The Public Theater defends ‘Julius Caesar’ backlash with fire statement about the role of theater
It’s been a rough day for artistic expression.
After The Public Theater — the New York City not-for-profit arts organization responsible for producing Shakespeare in the Park — chose to dress its Julius Caesar in a blonde wig and a large tie — similar to America’s very own president — conservative Trump fans took great offense (catch up on the controversy here).
In lieu of the unconventional Julius Caesar portrayal, on Monday morning, reports surfaced that Delta and Bank of America were pulling their funding for the theater, and since then, the National Endowment of the Arts (NEA) has also distanced itself.
Despite the backlash from many including Donald Trump Jr., The Public Theater released a statement defending its production.
In the statement provided to Mashable, the Public Theater explained that it stands “completely behind” the production.
“We stand completely behind our production of Julius Caesar. We recognize that our interpretation of the play has provoked heated discussion; audiences, sponsors and supporters have expressed varying viewpoints and opinions. Such discussion is exactly the goal of our civically-engaged theater; this discourse is the basis of a healthy democracy. Our production of Julius Caesar in no way advocates violence towards anyone. Shakespeare’s play, and our production, make the opposite point: those who attempt to defend democracy by undemocratic means pay a terrible price and destroy the very thing they are fighting to save. For over 400 years, Shakespeare’s play has told this story and we are proud to be telling it again in Central Park.”
On Monday afternoon, the Public Theater’s official Twitter account also tweeted a statement of gratitude for those standing by the production and offering support.
In the midst of the political backlash, the National Endowment for the Arts released a statement on its website likely to get ahead of internet outrage.
“In the past, the New York Shakespeare Festival has received project-based NEA grants to support performances of Shakespeare in the Park by the Public Theater,” the NEA wrote.
“However, no NEA funds have been awarded to support this summer’s Shakespeare in the Park production of Julius Caesar and there are no NEA funds supporting the New York State Council on the Arts’ grant to Public Theater or its performances.”
Though the NEA announced no taxpayer dollars would go to support Shakespeare in the Park’s production, as Trump’s son would have wanted, there’s no denying that the president was once a fan of Julius Caesar.
Over the years he’s tweeted several quotes from the classic Shakespeare play.
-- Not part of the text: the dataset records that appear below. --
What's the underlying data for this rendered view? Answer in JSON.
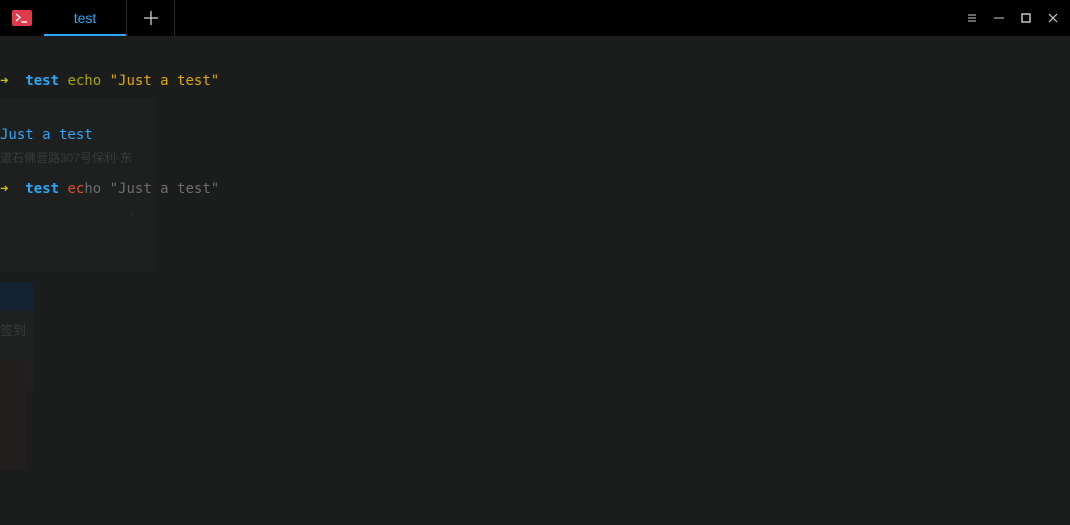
{
  "app": {
    "icon": "terminal-icon",
    "accent_color": "#2ca7f8",
    "icon_color": "#e03b4b"
  },
  "tabs": [
    {
      "label": "test",
      "active": true
    }
  ],
  "new_tab": {
    "icon": "plus-icon"
  },
  "window_controls": [
    {
      "name": "menu",
      "icon": "hamburger-icon"
    },
    {
      "name": "minimize",
      "icon": "minimize-icon"
    },
    {
      "name": "maximize",
      "icon": "maximize-icon"
    },
    {
      "name": "close",
      "icon": "close-icon"
    }
  ],
  "terminal": {
    "lines": [
      {
        "prompt_arrow": "➜",
        "dir": "test",
        "cmd": "echo",
        "arg": "\"Just a test\""
      },
      {
        "output": "Just a test"
      },
      {
        "prompt_arrow": "➜",
        "dir": "test",
        "typed": "ec",
        "suggestion": "ho \"Just a test\""
      }
    ]
  },
  "ghost": {
    "address_text": "道石佛营路307号保利·东",
    "sign_text": "签到",
    "chevron": "›"
  }
}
Hmm.
“Cowards die many times before their actual deaths.” —Caesar
— Donald J. Trump (@realDonaldTrump) July 18, 2012
Mashable reached out to The Public Theater for additional comment.